As is the way with any new series based on an older(ish) property, this is primarily for fans. That being said, it’s not unreasonable to believe that a new fan could hop in with this series. There are no inherent spoilers (only three overtly familiar characters, one by name only), and provided that a new reader reads the brief overview at the beginning of the comic it’s very easy to hop into this world and play along. There’s something to be said for continuity, and the book certainly holds to the show’s feel, albeit on a darker scale given what you can and cannot get away with in a television show. In fact, it’s really fair to say that the show works better as a comic book, because now we can assumedly get into the darker elements of the assassin nature of the dolls, and you’d be hard pressed to find someone who isn’t looking forward to the eventual Alpha confrontation (although we did learn he is somewhat of a “good guy” in Epitaph 2). The comic very quickly establishes that we’re in a new world by having an “on screen” assassination of a character, which the show would never have done so overtly. So as a fan of violence in comics and the “nothing is safe” attitude, we’re already off to a good start.Continued below
The comic is written by Jed Whedon and Maurissa Tancharoen, whom fans might remember as the duo that wrote both Epitah episodes for the show (and more), so to have them as the duo handling this story feels incredibly appropriate. There were a lot of questions left unanswered by the end of the series, so you’d imagine that two former writers of the show would be perfect to handle it’s future. While they don’t let too much be revealed right off the bat, enough is established here to whet the appetite of any former fan of the show as to the future of these characters, and while characters like Echo are nowhere to be seen, it’s safe to assume that there’s a big “yet” on that as far as the future of the story goes.
Having Cliff Richards on art details also certainly works, as he effectively manages to recreate the established characters we’ve seen visually, with Felicia Day looking like Felicia Day. Often you’ll find some artists have difficulty recreating actual people, but there’s no issues here, and all of the new characters look real enough to be based on actors we never met in the show. The only inherent issue is Richards’ seeming hatred of open mouths. All of the characters, unless screaming or grunting, have closed mouths during all forms of dialogue. Normally this isn’t something you’d notice offhand, but as the issue comes, it starts becoming a tad odd to see so many people conveying emotion only through their eyes.
Ultimately, the issue stands as enough of a tease to certainly intrigue old fans to the new series, and while it might have been “better” to actually get a full third season of the show, there’s certainly no complaints here.
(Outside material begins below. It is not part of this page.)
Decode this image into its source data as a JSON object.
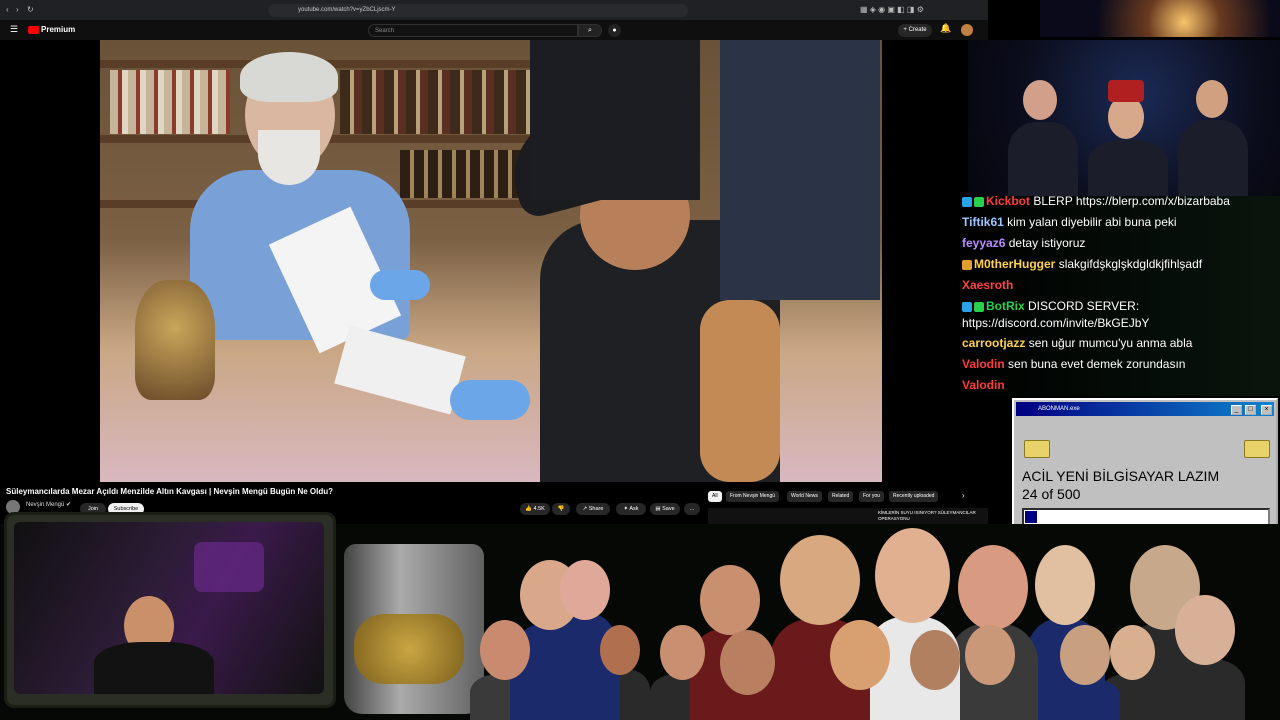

As it stands right now, Dollhouse: Epitaphs is simply a nice medium point between the show and the new series. Why the book couldn’t just start is somewhat beyond me, but there is assumedly a reason for all things comic, as it were. Buffy’s eighth season with Dark Horse was a huge success all things considered, so I can only hope Dollhouse gets a similar treatment. But right off the bat, things are looking pretty good.
Final Verdict: 8.0 – Buy